XMM-Newton unveils hidden cosmic giant
Astronomers working with XMM-Newton have discovered a new cluster of galaxies, hidden behind a previously identified cluster of galaxies. The recently exposed cosmic giant is apparently just as bright as the first group, but is six times further away.
The discovery was made by an international team using ESA’s orbiting X-ray observatory. Being fooled by a cosmic giant is no laughing matter for an astronomer. For years, astronomers racked their brains over the relation between two regions equally bright and large in X-rays, located in the galaxy cluster known as Abell 3128. “That is the charm of science”, says Norbert Werner, PhD student at SRON Netherlands institute for Space Research. “You always find things that you did not expect.”
Galaxy clusters are the largest structures in the universe. They consist of tens to hundreds of massive galaxies, of which each in turn consists of hundreds of billions of stars. Gravity is the binding factor. The hot cluster gas, at temperatures of tens of millions of degrees Celsius, emits X-rays, which renders the cluster visible for space telescopes such as XMM-Newton. Detailed analyses of these X-rays tell astronomers more about the composition of the gas and accordingly, its origin.
What was so intriguing about the two X-ray spots in cluster Abell 3128 was the fact that although they had the same size and brightness, the gas clouds seemed to have completely different compositions.
Werner says, “While one spot was clearly caused by a hot gas cloud rich in metals released by supernova explosions in the galaxies, the other spot seemed to contain a much lower amount of metals than any other cluster previously observed. What we observed completely contradicted the current theories about how large structures in the universe arise.”
The observations with XMM-Newton made the surprise complete. The gas cloud behind the puzzling X-ray spot was found to be 4.6 thousand million light years away, at least six times further than Abell 3128. “We were therefore looking at two completely different objects, which from our perspective were in exactly the same line of sight,” said Werner.
“The research into this large cluster of galaxies mainly centres on the question as to how the large structures of the universe have been formed’, explains project leader Jelle Kaastra. According to current belief, material is spread throughout the universe as a web of thread-like structures of rarefied hot gas - the cosmic web. Between these threads are cavities that are becoming increasingly large as the universe expands. “Compare it to bubbles in a bubble bath”, says the astronomer. The density of material is highest at the intersections in the web. Therefore that is where galaxy clusters develop.
Due to their enormous mass and gravitational attraction, the clusters have their own dynamics. Kaastra says, “They attract each other, collide and fly through each other; a whole host of things happen that we can study with X-ray telescopes such as the XMM-Newton.”

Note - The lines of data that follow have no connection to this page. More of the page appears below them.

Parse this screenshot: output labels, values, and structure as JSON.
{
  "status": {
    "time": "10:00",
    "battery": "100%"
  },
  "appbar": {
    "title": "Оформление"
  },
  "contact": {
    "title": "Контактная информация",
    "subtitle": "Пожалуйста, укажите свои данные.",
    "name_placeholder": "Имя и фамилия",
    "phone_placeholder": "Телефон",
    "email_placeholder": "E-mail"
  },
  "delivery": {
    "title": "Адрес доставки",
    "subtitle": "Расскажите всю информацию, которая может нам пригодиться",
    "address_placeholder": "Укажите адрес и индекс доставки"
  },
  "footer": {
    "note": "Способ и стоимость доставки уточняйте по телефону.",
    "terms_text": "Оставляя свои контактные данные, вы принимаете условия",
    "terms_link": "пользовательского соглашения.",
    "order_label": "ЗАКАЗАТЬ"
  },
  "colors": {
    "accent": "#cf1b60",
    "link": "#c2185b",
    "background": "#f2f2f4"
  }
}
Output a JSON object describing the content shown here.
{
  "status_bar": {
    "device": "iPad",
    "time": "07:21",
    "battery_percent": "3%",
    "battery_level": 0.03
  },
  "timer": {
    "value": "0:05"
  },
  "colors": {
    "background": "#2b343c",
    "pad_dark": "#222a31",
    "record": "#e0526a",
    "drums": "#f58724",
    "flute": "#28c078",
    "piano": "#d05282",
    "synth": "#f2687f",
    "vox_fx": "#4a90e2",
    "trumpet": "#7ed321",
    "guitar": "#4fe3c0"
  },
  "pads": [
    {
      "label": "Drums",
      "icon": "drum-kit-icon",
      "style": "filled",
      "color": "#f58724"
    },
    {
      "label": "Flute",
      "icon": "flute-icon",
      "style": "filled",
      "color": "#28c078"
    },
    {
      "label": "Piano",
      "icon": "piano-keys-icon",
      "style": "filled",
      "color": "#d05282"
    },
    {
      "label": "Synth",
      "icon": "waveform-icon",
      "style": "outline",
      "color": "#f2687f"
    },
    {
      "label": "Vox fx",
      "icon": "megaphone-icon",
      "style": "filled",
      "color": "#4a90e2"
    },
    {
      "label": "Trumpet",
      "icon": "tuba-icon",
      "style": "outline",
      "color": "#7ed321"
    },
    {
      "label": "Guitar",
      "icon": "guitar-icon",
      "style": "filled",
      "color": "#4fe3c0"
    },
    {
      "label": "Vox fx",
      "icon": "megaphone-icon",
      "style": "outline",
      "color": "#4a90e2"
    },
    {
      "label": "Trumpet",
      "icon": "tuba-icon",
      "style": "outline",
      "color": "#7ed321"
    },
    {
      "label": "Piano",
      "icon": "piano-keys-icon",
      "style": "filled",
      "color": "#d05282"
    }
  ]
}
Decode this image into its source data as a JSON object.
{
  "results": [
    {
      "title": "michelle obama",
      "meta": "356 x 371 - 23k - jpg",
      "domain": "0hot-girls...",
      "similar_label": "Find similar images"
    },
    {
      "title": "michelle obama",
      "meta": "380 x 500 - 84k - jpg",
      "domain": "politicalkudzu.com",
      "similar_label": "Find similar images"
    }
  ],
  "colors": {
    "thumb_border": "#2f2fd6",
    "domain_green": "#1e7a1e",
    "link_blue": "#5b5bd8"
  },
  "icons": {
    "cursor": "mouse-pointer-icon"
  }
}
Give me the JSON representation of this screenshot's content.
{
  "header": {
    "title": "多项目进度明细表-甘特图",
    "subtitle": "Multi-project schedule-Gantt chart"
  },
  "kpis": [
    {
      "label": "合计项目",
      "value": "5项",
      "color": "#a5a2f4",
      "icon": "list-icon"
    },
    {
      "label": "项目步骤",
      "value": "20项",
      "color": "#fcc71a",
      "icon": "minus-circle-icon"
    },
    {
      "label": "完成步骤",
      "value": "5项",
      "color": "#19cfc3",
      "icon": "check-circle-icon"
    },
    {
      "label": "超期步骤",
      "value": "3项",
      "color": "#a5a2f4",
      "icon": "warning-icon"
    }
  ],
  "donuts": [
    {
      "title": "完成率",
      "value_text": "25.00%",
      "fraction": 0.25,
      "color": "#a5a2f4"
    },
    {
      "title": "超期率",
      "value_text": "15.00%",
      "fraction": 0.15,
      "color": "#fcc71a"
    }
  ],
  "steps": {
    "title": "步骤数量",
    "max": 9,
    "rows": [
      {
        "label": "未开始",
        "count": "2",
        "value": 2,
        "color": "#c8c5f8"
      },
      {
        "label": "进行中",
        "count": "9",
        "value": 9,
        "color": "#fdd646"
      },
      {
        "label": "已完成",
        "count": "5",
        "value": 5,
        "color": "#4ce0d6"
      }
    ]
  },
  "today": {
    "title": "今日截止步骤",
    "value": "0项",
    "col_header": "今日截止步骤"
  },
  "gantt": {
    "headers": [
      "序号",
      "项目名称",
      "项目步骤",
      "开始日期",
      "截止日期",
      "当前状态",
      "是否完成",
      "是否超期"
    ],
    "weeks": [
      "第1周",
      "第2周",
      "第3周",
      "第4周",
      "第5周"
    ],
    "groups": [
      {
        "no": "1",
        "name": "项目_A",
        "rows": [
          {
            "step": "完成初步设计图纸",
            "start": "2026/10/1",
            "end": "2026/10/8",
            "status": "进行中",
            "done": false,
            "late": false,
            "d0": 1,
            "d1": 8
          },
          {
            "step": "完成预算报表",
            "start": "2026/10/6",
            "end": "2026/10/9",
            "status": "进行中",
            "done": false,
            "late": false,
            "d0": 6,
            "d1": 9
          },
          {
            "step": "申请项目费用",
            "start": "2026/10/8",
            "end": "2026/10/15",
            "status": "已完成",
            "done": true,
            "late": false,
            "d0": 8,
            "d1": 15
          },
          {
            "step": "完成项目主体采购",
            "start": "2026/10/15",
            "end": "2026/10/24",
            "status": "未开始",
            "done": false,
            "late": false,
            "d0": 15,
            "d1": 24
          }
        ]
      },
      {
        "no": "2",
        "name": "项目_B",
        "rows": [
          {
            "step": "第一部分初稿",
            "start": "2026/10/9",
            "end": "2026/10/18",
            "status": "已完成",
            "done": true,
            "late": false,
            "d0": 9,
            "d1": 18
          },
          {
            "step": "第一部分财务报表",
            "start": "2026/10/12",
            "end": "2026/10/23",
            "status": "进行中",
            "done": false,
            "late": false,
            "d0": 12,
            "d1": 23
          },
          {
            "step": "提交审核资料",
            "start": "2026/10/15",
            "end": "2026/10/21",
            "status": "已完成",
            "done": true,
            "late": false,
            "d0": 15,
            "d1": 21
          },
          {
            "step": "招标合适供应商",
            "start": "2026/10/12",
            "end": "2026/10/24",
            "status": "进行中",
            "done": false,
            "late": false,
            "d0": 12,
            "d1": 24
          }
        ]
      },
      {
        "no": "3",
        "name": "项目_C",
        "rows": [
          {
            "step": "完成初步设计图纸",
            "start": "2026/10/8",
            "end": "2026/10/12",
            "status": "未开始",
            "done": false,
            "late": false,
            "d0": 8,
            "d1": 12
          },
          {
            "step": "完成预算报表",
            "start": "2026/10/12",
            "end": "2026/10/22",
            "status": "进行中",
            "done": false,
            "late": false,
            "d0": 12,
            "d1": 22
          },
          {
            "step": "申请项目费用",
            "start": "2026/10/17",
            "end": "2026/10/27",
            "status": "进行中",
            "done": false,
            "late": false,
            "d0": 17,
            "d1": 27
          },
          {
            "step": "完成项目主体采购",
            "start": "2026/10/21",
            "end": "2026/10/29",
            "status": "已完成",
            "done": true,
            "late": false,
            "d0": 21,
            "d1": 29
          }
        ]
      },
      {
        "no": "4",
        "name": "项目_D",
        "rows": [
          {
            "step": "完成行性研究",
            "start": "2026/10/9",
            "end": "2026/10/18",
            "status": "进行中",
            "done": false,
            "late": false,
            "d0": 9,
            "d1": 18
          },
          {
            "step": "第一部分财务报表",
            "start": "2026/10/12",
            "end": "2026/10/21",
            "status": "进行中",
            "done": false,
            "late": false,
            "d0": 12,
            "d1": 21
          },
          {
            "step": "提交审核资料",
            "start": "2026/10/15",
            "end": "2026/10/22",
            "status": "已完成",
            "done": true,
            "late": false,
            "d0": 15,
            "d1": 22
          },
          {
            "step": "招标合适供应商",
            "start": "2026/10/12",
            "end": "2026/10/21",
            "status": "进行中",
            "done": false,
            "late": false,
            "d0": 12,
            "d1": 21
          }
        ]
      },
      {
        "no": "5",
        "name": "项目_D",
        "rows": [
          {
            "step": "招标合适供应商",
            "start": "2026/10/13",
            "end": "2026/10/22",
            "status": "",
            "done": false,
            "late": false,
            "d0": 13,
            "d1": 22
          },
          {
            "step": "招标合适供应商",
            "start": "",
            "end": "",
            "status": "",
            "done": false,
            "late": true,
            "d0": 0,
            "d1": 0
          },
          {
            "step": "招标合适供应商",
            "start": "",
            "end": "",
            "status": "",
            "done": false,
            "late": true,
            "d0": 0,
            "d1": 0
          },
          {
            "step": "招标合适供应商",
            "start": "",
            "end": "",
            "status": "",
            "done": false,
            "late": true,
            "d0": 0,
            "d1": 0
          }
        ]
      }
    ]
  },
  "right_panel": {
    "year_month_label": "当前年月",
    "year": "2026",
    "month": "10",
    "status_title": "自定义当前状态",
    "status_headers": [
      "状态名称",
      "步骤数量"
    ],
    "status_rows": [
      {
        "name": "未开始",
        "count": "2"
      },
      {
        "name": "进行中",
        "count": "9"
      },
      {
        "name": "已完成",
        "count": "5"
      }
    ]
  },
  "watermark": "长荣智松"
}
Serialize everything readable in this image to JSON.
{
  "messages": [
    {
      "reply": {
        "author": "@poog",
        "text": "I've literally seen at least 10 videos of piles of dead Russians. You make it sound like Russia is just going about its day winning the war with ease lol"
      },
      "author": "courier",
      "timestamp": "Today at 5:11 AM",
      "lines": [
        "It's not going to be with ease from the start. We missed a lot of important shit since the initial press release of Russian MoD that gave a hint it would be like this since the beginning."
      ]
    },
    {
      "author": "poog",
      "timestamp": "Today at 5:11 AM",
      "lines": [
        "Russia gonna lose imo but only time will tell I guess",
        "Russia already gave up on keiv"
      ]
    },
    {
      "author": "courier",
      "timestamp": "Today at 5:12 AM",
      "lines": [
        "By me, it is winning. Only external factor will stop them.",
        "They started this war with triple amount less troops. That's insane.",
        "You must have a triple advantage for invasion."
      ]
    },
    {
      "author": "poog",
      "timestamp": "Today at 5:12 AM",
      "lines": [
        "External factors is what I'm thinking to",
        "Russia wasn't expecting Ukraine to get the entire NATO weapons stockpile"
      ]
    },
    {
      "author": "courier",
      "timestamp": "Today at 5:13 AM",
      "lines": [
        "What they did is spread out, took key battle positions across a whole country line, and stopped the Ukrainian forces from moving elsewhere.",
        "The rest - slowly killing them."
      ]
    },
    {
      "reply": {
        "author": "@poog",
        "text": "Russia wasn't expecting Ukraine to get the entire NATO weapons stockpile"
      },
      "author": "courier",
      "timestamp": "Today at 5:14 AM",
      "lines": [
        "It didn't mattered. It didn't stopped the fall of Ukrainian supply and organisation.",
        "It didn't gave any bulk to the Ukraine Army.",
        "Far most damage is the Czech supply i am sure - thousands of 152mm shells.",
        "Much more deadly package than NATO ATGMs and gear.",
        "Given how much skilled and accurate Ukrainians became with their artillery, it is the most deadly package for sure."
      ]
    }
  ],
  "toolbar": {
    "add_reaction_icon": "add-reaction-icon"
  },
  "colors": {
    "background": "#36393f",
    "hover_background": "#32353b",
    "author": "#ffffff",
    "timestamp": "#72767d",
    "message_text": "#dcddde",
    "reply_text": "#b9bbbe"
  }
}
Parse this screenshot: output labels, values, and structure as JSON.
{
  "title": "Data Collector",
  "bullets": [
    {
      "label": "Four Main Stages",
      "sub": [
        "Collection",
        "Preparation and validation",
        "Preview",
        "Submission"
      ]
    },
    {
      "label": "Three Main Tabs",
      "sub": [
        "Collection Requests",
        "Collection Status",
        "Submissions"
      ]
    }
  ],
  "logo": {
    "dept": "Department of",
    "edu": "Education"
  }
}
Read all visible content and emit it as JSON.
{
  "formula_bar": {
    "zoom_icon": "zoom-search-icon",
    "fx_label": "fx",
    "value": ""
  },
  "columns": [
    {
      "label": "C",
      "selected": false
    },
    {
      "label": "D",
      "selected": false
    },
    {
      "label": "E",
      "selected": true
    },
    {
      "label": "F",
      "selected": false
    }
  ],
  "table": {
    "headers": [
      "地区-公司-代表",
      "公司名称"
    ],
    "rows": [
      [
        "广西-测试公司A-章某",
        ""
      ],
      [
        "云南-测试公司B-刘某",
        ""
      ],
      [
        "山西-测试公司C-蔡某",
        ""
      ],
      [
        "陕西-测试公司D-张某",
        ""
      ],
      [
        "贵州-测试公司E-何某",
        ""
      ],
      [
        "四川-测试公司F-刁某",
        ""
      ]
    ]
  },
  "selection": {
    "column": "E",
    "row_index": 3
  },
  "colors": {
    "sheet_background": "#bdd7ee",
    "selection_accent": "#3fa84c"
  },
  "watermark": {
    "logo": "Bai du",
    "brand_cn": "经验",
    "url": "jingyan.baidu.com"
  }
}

Notes for editors:
SRON Netherlands Institute for Space Research built the Reflection Grating Spectrometer (RGS), capable of analysing the X-rays in detail for ESA’s orbiting X-ray observatory, XMM-Newton. The satellite was launched in 1999 from French Guyana and still functions superbly. The operation of the satellite has recently been extended for five more years, until December 2012.
The results from the research of Norbert Werner and Jelle Kaastra were recently published in the scientific journal Astronomy & Astrophysics. The article ‘Complex X-ray morphology of Abell 3128: a distant cluster behind a disturbed cluster’ is by N. Werner, E. Churazov, A. Finoguenov, M. Markevitch, R. Burenin, J. Kaastra, and H. Böhringer.
For more information:
Norbert Schartel, ESA XMM-Newton Project Scientist
Norbert.Schartel @ esa.int